  • De La Flor, Grace; Ojaghi, Mobin; Martínez, Ignacio Lamata; Jirotka, Marina; Williams, Martin S.; Blakeborough, Anthony (13 September 2010). "Reconfiguring practice: the interdependence of experimental procedure and computing infrastructure in distributed earthquake engineering". Philosophical Transactions of the Royal Society A: Mathematical, Physical and Engineering Sciences. 368 (1926): 4073–4088. Bibcode:2010RSPTA.368.4073D. doi:10.1098/rsta.2010.0140. PMID 20679123.
  • D'Agostino, Giuseppina; Hinds, Chris; Jirotka, Marina; Meyer, Charles; Piper, Tina; Rahman, Mustafizur; Vaver, David (June 2008). "On the importance of intellectual property rights for e-science and the integrated health record". Health Informatics Journal. 14 (2): 95–111. doi:10.1177/1081180X08089318. PMID 18477597.
  • Geddes, J; Mackay, C; Lloyd, S; Simpson, A; Power, D; Russell, D; Jirotka, M; Katzarova, M; Rossor, M; Fox, N; Fletcher, J; Hill, D; McLeish, K; Chen, Y; Hajnal, JV; Lawrie, S; Job, D; McIntosh, A; Wardlaw, J; Sandercock, P; Palmer, J; Perry, D; Procter, R; Ure, J; Hartswood, M; Slack, R; Voss, A; Ho, K; Bath, P; Clarke, W; Watson, G (2006). "Designing for e-Health: recurring scenarios in developing grid-based medical imaging systems". Studies in Health Technology and Informatics. 120: 336–47. PMID 16823151.
  • Welsh, E; Jirotka, M; Gavaghan, D (15 June 2006). "Post-genomic science: cross-disciplinary and large-scale collaborative research and its organizational and technological challenges for the scientific research process". Philosophical Transactions. Series A, Mathematical, Physical, and Engineering Sciences. 364 (1843): 1533–49. Bibcode:2006RSPTA.364.1533W. doi:10.1098/rsta.2006.1785. PMID 16766359.
  • Hartswood, M; Jirotka, M; Procter, R; Slack, R; Voss, A; Lloyd, S (2005). "Working IT out in e-Science: experiences of requirements capture in a HealthGrid project". Studies in Health Technology and Informatics. 112: 198–209. PMID 15923729.


  1. ^ "Marina Jirotka". Department of Computer Science.
  2. ^ "Professor Marina Jirotka". 25 September 2014.
  3. ^ "SCL: Home".
  4. ^ "Dr Marina Jirotka — Oxford Internet Institute".
  5. ^ a b Sample, Ian (19 July 2017). "Give robots an 'ethical black box' to track and explain decisions, say scientists". The Guardian. Retrieved 27 December 2018.
  6. ^ Lant, Karla. "Experts Want Robots to Have an "Ethical Black Box" That Explains Their Decision-Making". Futurism. Retrieved 27 December 2018.

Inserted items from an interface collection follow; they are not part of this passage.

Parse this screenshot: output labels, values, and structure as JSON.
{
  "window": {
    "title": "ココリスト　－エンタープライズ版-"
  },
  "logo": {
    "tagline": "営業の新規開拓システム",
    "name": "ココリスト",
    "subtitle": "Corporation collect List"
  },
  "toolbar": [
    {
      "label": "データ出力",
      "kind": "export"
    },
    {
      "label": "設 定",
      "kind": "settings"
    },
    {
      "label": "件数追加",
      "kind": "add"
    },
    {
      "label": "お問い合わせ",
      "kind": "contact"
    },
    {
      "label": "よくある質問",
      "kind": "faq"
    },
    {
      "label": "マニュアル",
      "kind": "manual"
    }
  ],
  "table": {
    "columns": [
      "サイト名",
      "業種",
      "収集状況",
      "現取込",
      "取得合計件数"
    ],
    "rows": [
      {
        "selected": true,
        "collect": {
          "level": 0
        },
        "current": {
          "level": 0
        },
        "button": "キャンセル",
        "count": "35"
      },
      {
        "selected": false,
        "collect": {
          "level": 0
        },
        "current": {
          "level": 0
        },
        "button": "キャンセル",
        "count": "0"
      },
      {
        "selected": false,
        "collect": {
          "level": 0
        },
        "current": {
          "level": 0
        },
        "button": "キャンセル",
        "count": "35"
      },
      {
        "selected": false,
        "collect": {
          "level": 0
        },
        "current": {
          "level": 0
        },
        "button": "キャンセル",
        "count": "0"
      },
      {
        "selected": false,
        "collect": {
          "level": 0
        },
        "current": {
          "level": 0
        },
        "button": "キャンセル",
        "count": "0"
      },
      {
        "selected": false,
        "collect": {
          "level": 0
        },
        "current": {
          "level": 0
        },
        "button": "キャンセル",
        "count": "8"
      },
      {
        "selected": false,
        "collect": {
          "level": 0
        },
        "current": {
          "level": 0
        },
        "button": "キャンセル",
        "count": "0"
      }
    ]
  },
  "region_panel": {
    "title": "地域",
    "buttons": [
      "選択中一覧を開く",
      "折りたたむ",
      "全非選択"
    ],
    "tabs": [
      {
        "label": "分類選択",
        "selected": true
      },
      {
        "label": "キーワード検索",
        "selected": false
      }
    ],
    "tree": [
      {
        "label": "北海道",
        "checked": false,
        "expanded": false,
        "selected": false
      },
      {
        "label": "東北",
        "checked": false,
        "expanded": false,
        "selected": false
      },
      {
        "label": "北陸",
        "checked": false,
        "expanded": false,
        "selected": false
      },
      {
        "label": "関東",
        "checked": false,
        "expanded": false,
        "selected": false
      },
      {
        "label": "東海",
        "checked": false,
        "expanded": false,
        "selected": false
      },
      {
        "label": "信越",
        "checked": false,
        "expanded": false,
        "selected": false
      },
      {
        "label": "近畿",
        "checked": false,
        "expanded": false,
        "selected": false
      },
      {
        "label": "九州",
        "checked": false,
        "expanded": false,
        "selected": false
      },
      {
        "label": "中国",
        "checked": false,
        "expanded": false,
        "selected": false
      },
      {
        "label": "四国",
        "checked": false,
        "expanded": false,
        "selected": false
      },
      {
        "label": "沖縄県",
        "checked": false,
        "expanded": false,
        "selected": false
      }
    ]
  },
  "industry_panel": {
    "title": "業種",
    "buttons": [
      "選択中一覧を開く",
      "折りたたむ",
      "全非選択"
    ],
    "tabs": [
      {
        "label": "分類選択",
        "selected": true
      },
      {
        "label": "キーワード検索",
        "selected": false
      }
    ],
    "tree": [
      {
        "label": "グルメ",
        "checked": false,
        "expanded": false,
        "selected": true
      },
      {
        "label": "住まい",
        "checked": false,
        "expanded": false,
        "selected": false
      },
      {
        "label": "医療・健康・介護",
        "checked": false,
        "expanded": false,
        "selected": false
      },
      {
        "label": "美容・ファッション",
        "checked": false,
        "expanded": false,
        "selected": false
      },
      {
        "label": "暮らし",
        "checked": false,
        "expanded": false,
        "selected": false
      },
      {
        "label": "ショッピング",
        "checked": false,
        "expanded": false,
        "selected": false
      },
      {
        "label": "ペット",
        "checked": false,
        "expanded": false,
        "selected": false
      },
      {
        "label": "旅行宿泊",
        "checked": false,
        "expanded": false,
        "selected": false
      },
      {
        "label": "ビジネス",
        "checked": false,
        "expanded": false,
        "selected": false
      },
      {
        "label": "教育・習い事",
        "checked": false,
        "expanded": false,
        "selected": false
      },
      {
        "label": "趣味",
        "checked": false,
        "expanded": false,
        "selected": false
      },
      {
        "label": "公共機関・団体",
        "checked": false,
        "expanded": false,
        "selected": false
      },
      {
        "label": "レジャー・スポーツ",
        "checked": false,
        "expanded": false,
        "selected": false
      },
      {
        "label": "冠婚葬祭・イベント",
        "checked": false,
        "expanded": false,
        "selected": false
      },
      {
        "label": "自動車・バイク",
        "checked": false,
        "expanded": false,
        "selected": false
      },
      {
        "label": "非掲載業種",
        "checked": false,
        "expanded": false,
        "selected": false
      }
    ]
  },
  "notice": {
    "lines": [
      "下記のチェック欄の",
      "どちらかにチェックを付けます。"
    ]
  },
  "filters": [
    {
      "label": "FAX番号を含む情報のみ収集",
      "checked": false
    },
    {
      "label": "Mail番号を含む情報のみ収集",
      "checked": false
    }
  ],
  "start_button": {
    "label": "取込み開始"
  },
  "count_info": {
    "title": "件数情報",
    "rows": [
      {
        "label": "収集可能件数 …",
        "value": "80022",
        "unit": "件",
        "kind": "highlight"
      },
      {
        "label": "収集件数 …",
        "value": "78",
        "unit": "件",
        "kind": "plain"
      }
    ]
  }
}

  7. ^ Winfield, Alan F. T.; Jirotka, Marina (20 July 2017). Towards autonomous robotic systems : 18th Annual Conference, TAROS 2017, Guildford, UK, July 19-21, 2017, Proceedings. Springer. pp. 262–273. doi:10.1007/978-3-319-64107-2_21. ISBN 978-3-319-64106-5.
  8. ^
  9. ^ editor, Ian Sample Science (19 July 2017). "Give robots an 'ethical black box' to track and explain decisions, say scientists" – via
  10. ^ "Experts Want Robots to Have an "Ethical Black Box" That Explains Their Decision-Making". Futurism.
  11. ^ kamraro (1 April 2014). "Responsible research & innovation". Horizon 2020 - European Commission.
  12. ^ "Framework for Responsible Research and Innovation in ICT - EPSRC website".
  13. ^ author, EPSRC. "Grants on the web".
  14. ^ author, EPSRC. "Grants on the web".
  15. ^ author, EPSRC. "Grants on the web".
  16. ^ "All-Party Parliamentary Group on Data Analytics launches landmark enquiry into data and technology ethics - Press Releases - Orbit RRI". 27 November 2018.
  17. ^ "University of Oxford".
  18. ^ "Marina Jirotka". The Institute of Physics blog.
  19. ^ "The Ethical Hackathon encapsulates ethics and design challenge". Department of Computer Science.
  20. ^ "School Newsletter 2018 - Projects - School of Anthropology & Museum Ethnography".